Segment Start: Provided entries
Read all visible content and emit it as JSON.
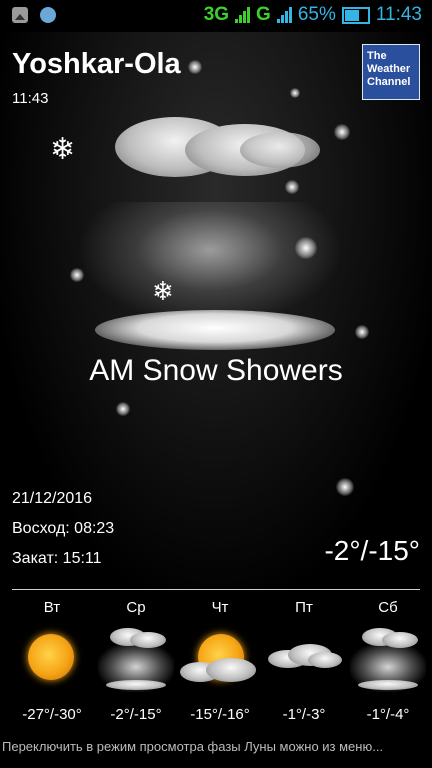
{
  "status_bar": {
    "network_3g": "3G",
    "network_g": "G",
    "battery_percent": "65%",
    "clock": "11:43",
    "icons": [
      "gallery-icon",
      "chat-icon",
      "signal-icon",
      "battery-icon"
    ]
  },
  "header": {
    "city": "Yoshkar-Ola",
    "time": "11:43",
    "brand_lines": [
      "The",
      "Weather",
      "Channel"
    ]
  },
  "current": {
    "condition": "AM Snow Showers",
    "date": "21/12/2016",
    "sunrise": "Восход: 08:23",
    "sunset": "Закат: 15:11",
    "temp_range": "-2°/-15°",
    "icon": "snow-showers-icon"
  },
  "forecast": [
    {
      "day": "Вт",
      "range": "-27°/-30°",
      "icon": "sunny-icon"
    },
    {
      "day": "Ср",
      "range": "-2°/-15°",
      "icon": "snow-icon"
    },
    {
      "day": "Чт",
      "range": "-15°/-16°",
      "icon": "partly-cloudy-icon"
    },
    {
      "day": "Пт",
      "range": "-1°/-3°",
      "icon": "cloudy-icon"
    },
    {
      "day": "Сб",
      "range": "-1°/-4°",
      "icon": "snow-icon"
    }
  ],
  "ticker": "Переключить в режим просмотра фазы Луны можно из меню...",
  "colors": {
    "accent_blue": "#33b5e5",
    "signal_green": "#3ecf2c",
    "brand_blue": "#2a4f9c",
    "background": "#000000"
  }
}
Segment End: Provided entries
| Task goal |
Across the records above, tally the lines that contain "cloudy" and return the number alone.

| Exercise response |
2